A novel about love and despair in all their shapes; one by one, Allende’s characters go through life cherishing the good and leaving behind the bad – a friend’s unconditional love, the gratefulness of an adoptive mother, childhood memories, fiery and passionate flings, shallow romances, unattached parents-children relationships, consequences of narrow-minded mentalities, betrayals, shattered hearts, promises and dreams.
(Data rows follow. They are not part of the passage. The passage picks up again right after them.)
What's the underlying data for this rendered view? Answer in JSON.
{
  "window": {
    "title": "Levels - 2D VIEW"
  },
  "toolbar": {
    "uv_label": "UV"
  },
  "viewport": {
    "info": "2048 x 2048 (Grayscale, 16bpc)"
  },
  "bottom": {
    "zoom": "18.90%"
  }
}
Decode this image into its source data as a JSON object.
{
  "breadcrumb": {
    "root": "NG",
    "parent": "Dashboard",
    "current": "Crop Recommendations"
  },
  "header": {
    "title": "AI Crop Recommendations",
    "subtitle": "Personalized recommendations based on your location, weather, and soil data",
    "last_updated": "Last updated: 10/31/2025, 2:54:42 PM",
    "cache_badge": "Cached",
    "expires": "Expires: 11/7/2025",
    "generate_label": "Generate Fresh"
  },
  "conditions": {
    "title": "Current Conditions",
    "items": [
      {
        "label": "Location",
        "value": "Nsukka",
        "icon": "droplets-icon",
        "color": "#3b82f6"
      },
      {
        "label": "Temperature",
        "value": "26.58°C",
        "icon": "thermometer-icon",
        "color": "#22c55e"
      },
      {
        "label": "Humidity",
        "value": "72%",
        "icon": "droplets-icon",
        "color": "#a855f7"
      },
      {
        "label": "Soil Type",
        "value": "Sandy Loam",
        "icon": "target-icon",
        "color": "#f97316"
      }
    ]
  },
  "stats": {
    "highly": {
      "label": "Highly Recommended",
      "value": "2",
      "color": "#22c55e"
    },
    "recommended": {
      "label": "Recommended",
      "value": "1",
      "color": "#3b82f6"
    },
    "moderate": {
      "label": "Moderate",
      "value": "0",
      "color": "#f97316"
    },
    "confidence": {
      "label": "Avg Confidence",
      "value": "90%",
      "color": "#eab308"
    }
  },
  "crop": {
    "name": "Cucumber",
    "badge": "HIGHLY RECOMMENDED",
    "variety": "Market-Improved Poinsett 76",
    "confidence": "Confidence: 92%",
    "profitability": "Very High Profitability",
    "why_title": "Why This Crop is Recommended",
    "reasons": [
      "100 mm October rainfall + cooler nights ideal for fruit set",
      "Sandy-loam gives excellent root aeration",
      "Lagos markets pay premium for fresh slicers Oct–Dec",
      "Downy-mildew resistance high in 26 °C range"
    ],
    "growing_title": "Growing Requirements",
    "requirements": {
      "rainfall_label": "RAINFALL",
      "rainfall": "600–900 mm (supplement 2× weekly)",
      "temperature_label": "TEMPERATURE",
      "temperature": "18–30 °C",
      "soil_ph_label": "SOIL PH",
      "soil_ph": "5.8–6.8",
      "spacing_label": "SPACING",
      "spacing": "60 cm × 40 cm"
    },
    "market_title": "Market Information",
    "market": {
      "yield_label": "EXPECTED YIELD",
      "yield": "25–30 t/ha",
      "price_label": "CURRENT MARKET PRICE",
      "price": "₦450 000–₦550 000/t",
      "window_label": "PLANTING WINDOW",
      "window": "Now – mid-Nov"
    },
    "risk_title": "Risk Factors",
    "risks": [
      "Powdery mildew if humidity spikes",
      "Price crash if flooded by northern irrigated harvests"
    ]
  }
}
A novel about segregation and political unrest. The rough lives of the Latin American communities in the USA are reflected through the unmet expectations of the ‘American dream’, a Nirvana state of mind that never reaches materialisation. There is an amalgam of injustices, from the Americans who discriminate and marginalise the Hispanics on the grounds of their immigrant status, to the Latin Americans, who belittle the Asians and the black communities in the barrio because of their skin colour. Depicting an endless circle of racial abuse and exclusion that populated the American society in the 20th century, Allende succeeds in building a narrative that resonates with each of us, be it for empathy, disgust or justice reasons. In this societal chaos, Greg finds his origins positioning himself as both the victim and the ‘favoured’; while in the Hispanic Californian barrio he first stands out as an outsider and a gringo, having been tormented, bullied and raped by the ‘machos’, he later experiences the advantages of being white by securing a place at university – as higher education was often denied to minority groups.
A story about dreams, possibilities and opportunities. In the library, a young Greg meets the communist lift-man, who instills in him the hunger for reading and the seed for knowledge that would further rise him above his condition. Travelling the world, the childhood barrio friend, Carmen, becomes a magnificent and powerful woman, who makes peace with her past (having been driven out of the village by her family after a terrifying, almost deadly experience of an illegal abortion) and rises like a Phoenix from her ashes.
I have always been a fan of the Latin American literature, which is as passionate, vivid and warm as their language and culture, and Isabel Allende’s ‘The Infinite Plan‘ is no exception. I particularly enjoyed how the novel walks you through the hurdles of life, as well as its little things that bring one joy and happiness. Life is never a straight line coloured in black and white, and I believe Allende managed to write a saga that has beautifully captured something very human and random: miserable childhoods, poverty, fruitful relationships, failed ones, dreams, love, ignorance, mistakes, pain, terror, redemption, life and death.
“When a man’s earning his living doing things he doesn’t like, he feels like a slave; when he’s doing what he loves, he feels like a prince.”
“Don’t ever say that again.. even joking. You’re going to live out your life, no matter how much it hurts.“